Images within the entries are to be omitted; the remainder must be reproduced exactly.
↓
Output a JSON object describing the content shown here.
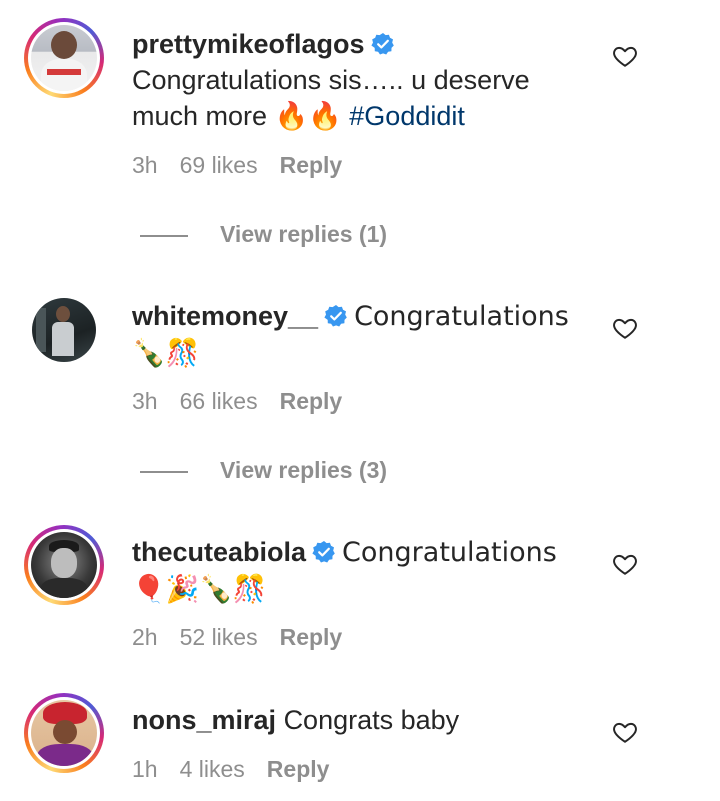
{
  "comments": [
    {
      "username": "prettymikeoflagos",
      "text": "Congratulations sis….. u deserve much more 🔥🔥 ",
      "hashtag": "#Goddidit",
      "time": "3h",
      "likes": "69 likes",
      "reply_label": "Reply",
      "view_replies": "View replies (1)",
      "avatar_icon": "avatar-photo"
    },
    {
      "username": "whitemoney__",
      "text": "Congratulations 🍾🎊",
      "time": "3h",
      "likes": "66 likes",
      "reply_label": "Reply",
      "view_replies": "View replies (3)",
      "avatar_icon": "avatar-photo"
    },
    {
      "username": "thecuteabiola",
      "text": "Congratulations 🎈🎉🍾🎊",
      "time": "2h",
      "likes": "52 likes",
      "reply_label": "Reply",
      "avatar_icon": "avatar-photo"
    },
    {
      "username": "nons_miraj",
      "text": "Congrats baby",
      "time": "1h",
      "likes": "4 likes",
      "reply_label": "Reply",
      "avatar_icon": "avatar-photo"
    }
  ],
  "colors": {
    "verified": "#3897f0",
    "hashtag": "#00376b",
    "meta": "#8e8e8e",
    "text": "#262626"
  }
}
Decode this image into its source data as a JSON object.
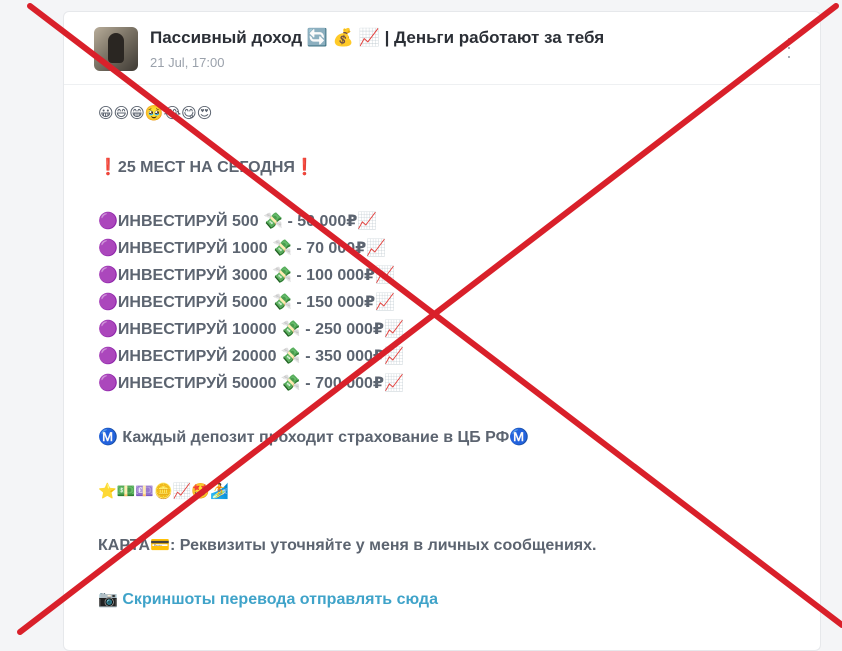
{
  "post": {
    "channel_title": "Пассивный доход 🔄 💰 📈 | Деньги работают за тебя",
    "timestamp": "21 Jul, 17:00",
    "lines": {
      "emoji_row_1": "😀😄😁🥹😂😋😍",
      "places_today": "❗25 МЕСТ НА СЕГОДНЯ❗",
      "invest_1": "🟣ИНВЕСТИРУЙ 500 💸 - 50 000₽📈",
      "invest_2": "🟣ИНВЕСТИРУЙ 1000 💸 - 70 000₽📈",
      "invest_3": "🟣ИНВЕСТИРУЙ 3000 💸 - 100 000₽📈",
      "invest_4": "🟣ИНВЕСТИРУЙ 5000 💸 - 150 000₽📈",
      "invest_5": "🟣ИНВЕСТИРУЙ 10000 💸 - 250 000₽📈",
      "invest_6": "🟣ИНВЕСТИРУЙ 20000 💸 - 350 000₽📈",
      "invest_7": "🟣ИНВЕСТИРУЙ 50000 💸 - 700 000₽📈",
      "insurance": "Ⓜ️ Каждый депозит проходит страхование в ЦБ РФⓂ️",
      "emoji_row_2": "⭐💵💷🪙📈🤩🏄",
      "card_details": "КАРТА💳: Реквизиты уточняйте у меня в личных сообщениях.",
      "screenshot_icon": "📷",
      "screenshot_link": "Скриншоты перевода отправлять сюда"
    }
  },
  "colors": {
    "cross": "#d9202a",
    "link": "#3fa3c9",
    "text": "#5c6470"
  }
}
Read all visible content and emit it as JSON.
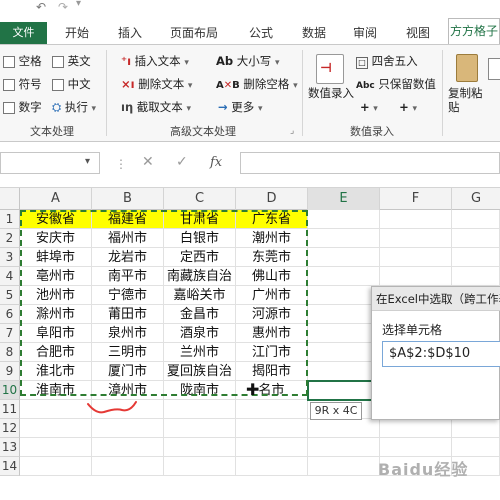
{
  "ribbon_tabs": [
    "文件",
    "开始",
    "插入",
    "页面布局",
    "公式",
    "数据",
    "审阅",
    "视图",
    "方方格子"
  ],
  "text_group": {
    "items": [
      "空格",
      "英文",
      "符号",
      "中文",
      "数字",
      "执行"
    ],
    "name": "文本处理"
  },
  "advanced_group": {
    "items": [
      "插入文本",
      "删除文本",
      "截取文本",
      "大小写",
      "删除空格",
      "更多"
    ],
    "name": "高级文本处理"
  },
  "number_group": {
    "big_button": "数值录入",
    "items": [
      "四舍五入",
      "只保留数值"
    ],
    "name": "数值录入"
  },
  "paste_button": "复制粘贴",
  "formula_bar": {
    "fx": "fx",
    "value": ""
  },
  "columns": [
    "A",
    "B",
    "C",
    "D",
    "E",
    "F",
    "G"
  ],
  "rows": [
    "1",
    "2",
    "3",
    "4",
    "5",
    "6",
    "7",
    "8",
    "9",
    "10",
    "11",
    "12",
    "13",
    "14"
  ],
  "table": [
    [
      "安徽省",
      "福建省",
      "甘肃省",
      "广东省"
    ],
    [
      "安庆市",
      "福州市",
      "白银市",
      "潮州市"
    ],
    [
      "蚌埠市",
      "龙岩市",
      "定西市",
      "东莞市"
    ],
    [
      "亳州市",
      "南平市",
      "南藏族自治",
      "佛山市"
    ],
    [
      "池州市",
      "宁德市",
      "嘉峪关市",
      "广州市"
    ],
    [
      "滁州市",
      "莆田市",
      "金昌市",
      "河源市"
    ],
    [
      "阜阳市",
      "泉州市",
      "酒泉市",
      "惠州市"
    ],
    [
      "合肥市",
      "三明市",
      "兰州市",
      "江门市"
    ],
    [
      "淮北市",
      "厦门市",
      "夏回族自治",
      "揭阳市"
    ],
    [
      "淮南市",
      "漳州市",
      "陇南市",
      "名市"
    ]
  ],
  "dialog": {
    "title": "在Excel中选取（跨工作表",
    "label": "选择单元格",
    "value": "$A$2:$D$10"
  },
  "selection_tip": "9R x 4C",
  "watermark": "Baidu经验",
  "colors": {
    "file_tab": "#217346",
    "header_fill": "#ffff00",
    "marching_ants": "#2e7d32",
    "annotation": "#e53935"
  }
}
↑
• _Completed exercise_
Output a JSON object describing the content shown here.
{
  "comments": [
    {
      "username": "prettymikeoflagos",
      "text": "Congratulations sis….. u deserve much more 🔥🔥 ",
      "hashtag": "#Goddidit",
      "time": "3h",
      "likes": "69 likes",
      "reply_label": "Reply",
      "view_replies": "View replies (1)",
      "avatar_icon": "avatar-photo"
    },
    {
      "username": "whitemoney__",
      "text": "Congratulations 🍾🎊",
      "time": "3h",
      "likes": "66 likes",
      "reply_label": "Reply",
      "view_replies": "View replies (3)",
      "avatar_icon": "avatar-photo"
    },
    {
      "username": "thecuteabiola",
      "text": "Congratulations 🎈🎉🍾🎊",
      "time": "2h",
      "likes": "52 likes",
      "reply_label": "Reply",
      "avatar_icon": "avatar-photo"
    },
    {
      "username": "nons_miraj",
      "text": "Congrats baby",
      "time": "1h",
      "likes": "4 likes",
      "reply_label": "Reply",
      "avatar_icon": "avatar-photo"
    }
  ],
  "colors": {
    "verified": "#3897f0",
    "hashtag": "#00376b",
    "meta": "#8e8e8e",
    "text": "#262626"
  }
}
Decode this image into its source data as a JSON object.
{
  "post": {
    "channel_title": "Пассивный доход 🔄 💰 📈 | Деньги работают за тебя",
    "timestamp": "21 Jul, 17:00",
    "lines": {
      "emoji_row_1": "😀😄😁🥹😂😋😍",
      "places_today": "❗25 МЕСТ НА СЕГОДНЯ❗",
      "invest_1": "🟣ИНВЕСТИРУЙ 500 💸 - 50 000₽📈",
      "invest_2": "🟣ИНВЕСТИРУЙ 1000 💸 - 70 000₽📈",
      "invest_3": "🟣ИНВЕСТИРУЙ 3000 💸 - 100 000₽📈",
      "invest_4": "🟣ИНВЕСТИРУЙ 5000 💸 - 150 000₽📈",
      "invest_5": "🟣ИНВЕСТИРУЙ 10000 💸 - 250 000₽📈",
      "invest_6": "🟣ИНВЕСТИРУЙ 20000 💸 - 350 000₽📈",
      "invest_7": "🟣ИНВЕСТИРУЙ 50000 💸 - 700 000₽📈",
      "insurance": "Ⓜ️ Каждый депозит проходит страхование в ЦБ РФⓂ️",
      "emoji_row_2": "⭐💵💷🪙📈🤩🏄",
      "card_details": "КАРТА💳: Реквизиты уточняйте у меня в личных сообщениях.",
      "screenshot_icon": "📷",
      "screenshot_link": "Скриншоты перевода отправлять сюда"
    }
  },
  "colors": {
    "cross": "#d9202a",
    "link": "#3fa3c9",
    "text": "#5c6470"
  }
}
Read all visible content and emit it as JSON.
{
  "ribbon_tabs": [
    "文件",
    "开始",
    "插入",
    "页面布局",
    "公式",
    "数据",
    "审阅",
    "视图",
    "方方格子"
  ],
  "text_group": {
    "items": [
      "空格",
      "英文",
      "符号",
      "中文",
      "数字",
      "执行"
    ],
    "name": "文本处理"
  },
  "advanced_group": {
    "items": [
      "插入文本",
      "删除文本",
      "截取文本",
      "大小写",
      "删除空格",
      "更多"
    ],
    "name": "高级文本处理"
  },
  "number_group": {
    "big_button": "数值录入",
    "items": [
      "四舍五入",
      "只保留数值"
    ],
    "name": "数值录入"
  },
  "paste_button": "复制粘贴",
  "formula_bar": {
    "fx": "fx",
    "value": ""
  },
  "columns": [
    "A",
    "B",
    "C",
    "D",
    "E",
    "F",
    "G"
  ],
  "rows": [
    "1",
    "2",
    "3",
    "4",
    "5",
    "6",
    "7",
    "8",
    "9",
    "10",
    "11",
    "12",
    "13",
    "14"
  ],
  "table": [
    [
      "安徽省",
      "福建省",
      "甘肃省",
      "广东省"
    ],
    [
      "安庆市",
      "福州市",
      "白银市",
      "潮州市"
    ],
    [
      "蚌埠市",
      "龙岩市",
      "定西市",
      "东莞市"
    ],
    [
      "亳州市",
      "南平市",
      "南藏族自治",
      "佛山市"
    ],
    [
      "池州市",
      "宁德市",
      "嘉峪关市",
      "广州市"
    ],
    [
      "滁州市",
      "莆田市",
      "金昌市",
      "河源市"
    ],
    [
      "阜阳市",
      "泉州市",
      "酒泉市",
      "惠州市"
    ],
    [
      "合肥市",
      "三明市",
      "兰州市",
      "江门市"
    ],
    [
      "淮北市",
      "厦门市",
      "夏回族自治",
      "揭阳市"
    ],
    [
      "淮南市",
      "漳州市",
      "陇南市",
      "名市"
    ]
  ],
  "dialog": {
    "title": "在Excel中选取（跨工作表",
    "label": "选择单元格",
    "value": "$A$2:$D$10"
  },
  "selection_tip": "9R x 4C",
  "watermark": "Baidu经验",
  "colors": {
    "file_tab": "#217346",
    "header_fill": "#ffff00",
    "marching_ants": "#2e7d32",
    "annotation": "#e53935"
  }
}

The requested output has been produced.